It’s huge progress for both animals and science: Following urging from PETA U.K., the use of the forced swim test (FST) to model human depression is likely to end in the country!
Influential scientists working for the U.K.’s Medicines and Healthcare products Regulatory Agency have concluded in a scientific paper published online that the FST and equivalent tests on animals cannot predict the effectiveness of potential new antidepressant drugs. The authors cite PETA’s work with pharmaceutical companies to end the test, in which small animals are dropped in beakers of water and forced to swim for their lives.
After reviewing the evidence and seeking input from experts, the authors have independently reached the same conclusions as PETA scientists: The FST is not a model of depression and could even rule out effective new drugs for humans. U.K. animal-experiment regulators commissioned the paper, so it’s safe to say that the absurdity of the test has finally been recognized, and scientists must now devise more effective, ethical, human-relevant alternatives.

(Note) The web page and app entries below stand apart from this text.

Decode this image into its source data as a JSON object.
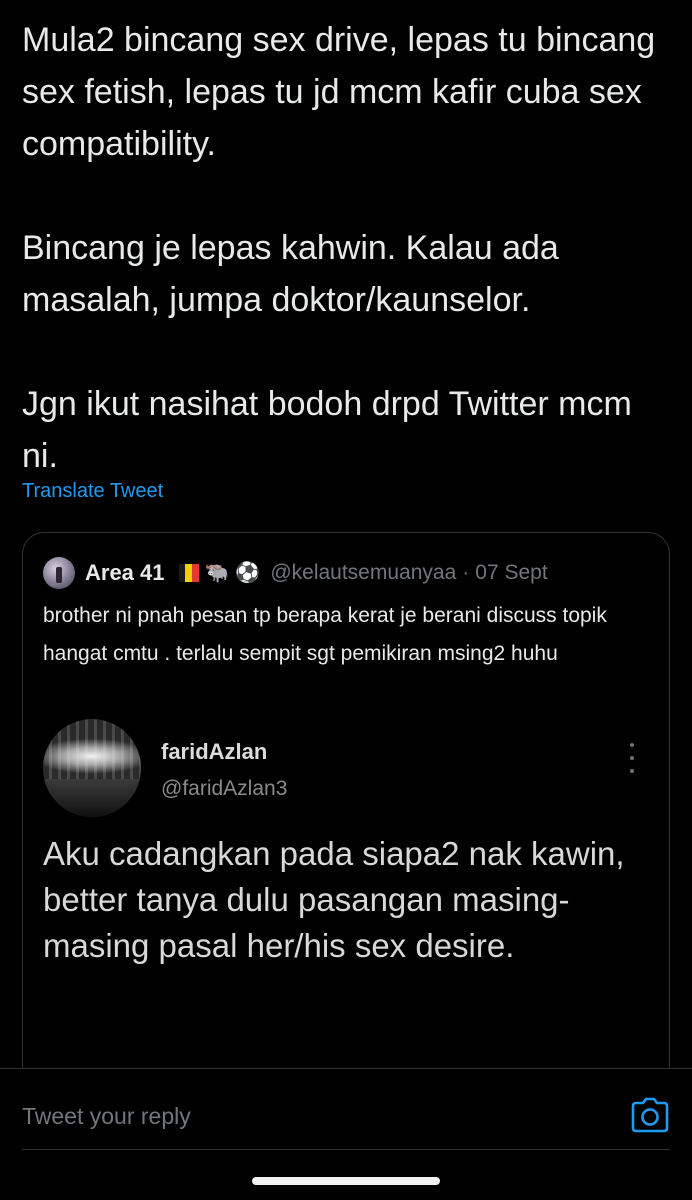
{
  "tweet": {
    "paragraphs": [
      "Mula2 bincang sex drive, lepas tu bincang sex fetish, lepas tu jd mcm kafir cuba sex compatibility.",
      "Bincang je lepas kahwin. Kalau ada masalah, jumpa doktor/kaunselor.",
      "Jgn ikut nasihat bodoh drpd Twitter mcm ni."
    ],
    "translate_label": "Translate Tweet"
  },
  "quote": {
    "name": "Area 41",
    "emojis": [
      "🐃",
      "⚽"
    ],
    "flag_colors": [
      "#1a1a1a",
      "#f5d000",
      "#e53935"
    ],
    "handle": "@kelautsemuanyaa",
    "separator": "·",
    "date": "07 Sept",
    "text": "brother ni pnah pesan tp berapa kerat je berani discuss topik hangat cmtu . terlalu sempit sgt pemikiran msing2 huhu",
    "embedded": {
      "name": "faridAzlan",
      "handle": "@faridAzlan3",
      "text": "Aku cadangkan pada siapa2 nak kawin, better tanya dulu pasangan masing-masing pasal her/his sex desire."
    }
  },
  "reply": {
    "placeholder": "Tweet your reply",
    "camera_icon": "camera-icon"
  },
  "colors": {
    "background": "#000000",
    "text": "#e7e9ea",
    "secondary": "#71767b",
    "link": "#1d9bf0",
    "border": "#2f3336"
  }
}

More Than Half a Century of Terror
Since its inception in the 1950s and its unfortunate rise to popularity in the late 1970s, the FST has been used by experimenters in crude attempts to study human depression and find new antidepressant drugs. In the test, experimenters put mice, rats, guinea pigs, hamsters, or gerbils in inescapable containers filled with water. The panicked animals try to escape by attempting to climb up the sides of the beakers or even diving underwater in search of an exit. They paddle furiously, desperately trying to keep their heads above water. Eventually, they’ll start to float.
According to published reports, the test has been widely used—up to 700 papers describe FST experiments published over the course of a year. In each experiment, tens to hundreds of small animals may be used.

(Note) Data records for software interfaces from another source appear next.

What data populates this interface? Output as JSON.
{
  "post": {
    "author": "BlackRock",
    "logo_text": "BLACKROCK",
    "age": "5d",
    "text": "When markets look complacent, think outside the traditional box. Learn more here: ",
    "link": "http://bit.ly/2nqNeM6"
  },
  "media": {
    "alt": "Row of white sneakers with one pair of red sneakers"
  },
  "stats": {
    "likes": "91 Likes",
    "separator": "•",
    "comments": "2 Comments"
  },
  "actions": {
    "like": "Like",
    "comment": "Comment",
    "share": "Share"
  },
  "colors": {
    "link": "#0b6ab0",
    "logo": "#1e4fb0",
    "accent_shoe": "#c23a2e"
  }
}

Experimenters have claimed that the FST can be used to measure despair and screen potential antidepressant drugs for humans, but experts disagree.
The test doesn’t accurately predict whether a drug will work as a human antidepressant. It yields positive results for compounds that aren’t prescribed as human antidepressants, such as caffeine, and negative results for some compounds that are. Antidepressant compounds that could work in humans may be mistakenly abandoned based on the test, a point made by the authors of the new paper:

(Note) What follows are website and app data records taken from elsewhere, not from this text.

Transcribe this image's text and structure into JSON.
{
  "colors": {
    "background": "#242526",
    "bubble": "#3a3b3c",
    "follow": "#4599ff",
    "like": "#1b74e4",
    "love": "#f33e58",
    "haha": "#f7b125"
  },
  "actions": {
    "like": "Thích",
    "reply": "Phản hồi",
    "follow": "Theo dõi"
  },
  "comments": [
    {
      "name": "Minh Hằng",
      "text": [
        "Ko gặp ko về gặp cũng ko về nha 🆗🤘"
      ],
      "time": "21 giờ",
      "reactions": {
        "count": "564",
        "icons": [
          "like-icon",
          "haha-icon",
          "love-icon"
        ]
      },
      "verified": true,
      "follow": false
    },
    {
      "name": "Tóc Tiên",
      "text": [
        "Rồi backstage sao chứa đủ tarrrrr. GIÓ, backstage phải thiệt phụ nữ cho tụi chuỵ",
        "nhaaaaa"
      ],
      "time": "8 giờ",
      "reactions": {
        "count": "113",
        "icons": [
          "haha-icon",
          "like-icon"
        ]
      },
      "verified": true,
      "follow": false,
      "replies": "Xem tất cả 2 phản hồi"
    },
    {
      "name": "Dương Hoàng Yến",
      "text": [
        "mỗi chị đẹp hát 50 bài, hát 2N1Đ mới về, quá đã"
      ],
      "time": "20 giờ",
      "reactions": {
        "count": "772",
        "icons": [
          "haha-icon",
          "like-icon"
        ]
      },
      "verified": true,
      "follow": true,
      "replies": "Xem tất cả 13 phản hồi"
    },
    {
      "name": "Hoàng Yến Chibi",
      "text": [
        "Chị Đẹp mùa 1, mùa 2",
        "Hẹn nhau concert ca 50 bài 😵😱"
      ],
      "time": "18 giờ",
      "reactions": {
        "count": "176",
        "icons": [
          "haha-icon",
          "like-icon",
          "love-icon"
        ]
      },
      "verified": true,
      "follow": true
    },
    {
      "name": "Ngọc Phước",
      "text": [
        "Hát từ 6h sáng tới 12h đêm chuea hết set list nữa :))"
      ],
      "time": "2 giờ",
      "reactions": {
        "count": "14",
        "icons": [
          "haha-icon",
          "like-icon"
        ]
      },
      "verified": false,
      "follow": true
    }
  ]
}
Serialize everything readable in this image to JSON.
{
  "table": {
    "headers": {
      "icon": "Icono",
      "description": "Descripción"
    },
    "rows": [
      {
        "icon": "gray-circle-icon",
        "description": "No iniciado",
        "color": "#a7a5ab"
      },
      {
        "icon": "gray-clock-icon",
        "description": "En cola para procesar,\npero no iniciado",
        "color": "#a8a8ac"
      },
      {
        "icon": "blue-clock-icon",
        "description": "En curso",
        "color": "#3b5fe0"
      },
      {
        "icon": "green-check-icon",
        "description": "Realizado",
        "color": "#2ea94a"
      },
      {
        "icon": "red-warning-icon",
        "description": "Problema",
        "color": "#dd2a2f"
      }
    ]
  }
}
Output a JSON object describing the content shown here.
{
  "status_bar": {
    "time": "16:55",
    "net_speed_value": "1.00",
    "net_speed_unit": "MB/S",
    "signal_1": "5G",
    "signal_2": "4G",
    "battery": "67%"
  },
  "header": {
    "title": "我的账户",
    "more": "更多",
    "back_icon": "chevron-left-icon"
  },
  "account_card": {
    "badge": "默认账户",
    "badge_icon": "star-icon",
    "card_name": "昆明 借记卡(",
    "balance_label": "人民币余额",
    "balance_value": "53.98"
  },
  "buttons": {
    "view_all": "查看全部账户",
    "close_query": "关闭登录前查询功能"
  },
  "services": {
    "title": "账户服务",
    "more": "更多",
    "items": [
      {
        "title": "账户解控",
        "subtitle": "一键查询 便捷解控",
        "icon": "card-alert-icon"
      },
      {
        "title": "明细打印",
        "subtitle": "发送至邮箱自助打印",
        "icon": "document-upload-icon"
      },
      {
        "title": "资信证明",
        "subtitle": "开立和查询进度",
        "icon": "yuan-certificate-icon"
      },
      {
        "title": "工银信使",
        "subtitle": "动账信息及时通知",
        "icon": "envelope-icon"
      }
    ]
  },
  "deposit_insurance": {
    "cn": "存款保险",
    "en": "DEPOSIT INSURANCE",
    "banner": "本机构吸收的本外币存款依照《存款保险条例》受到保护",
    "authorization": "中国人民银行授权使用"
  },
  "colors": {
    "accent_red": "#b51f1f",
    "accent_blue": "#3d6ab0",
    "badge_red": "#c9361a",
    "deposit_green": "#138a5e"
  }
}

“[I]f excessive reliance is placed on the FST as a gatekeeper for clinical development, then the existence of potentially effective ADs [antidepressants] that are inactive in the test will remain unknown. In the absence of compelling data on the neurobiological basis of the FST and its translatability to [humans], this remains a possibility.”
After hearing from scientists with PETA and our international affiliates, most major drug makers—including Johnson & Johnson, Bayer, GlaxoSmithKline, AbbVie Inc., Roche, AstraZeneca, Novo Nordisk A/S, Boehringer Ingelheim, Pfizer, and Bristol Myers Squibb—have already left the FST in the dust.
PETA U.K. previously wrote to the country’s Animals in Science Regulation Unit, which initiated this review, regarding the validity of the FST and the dubious grounds on which experimenters are authorized to use it.
The test has also been banned by two major research universities in the U.K., including King’s College London, where another author of the paper is employed.
The scientists who wrote the new paper also reiterate the widely accepted fact that the FST “is no longer regarded as an animal model of depression.”
It’s clear that the test will soon be a thing of the past.
Take Action for Animals Today
Despite a vast industry move away from the FST, there are notable holdouts: Eli Lilly and Sanofi are dragging their feet. Urge them to be on the right side of history—a decision that most of their competitors have already made—and ban the cruel test: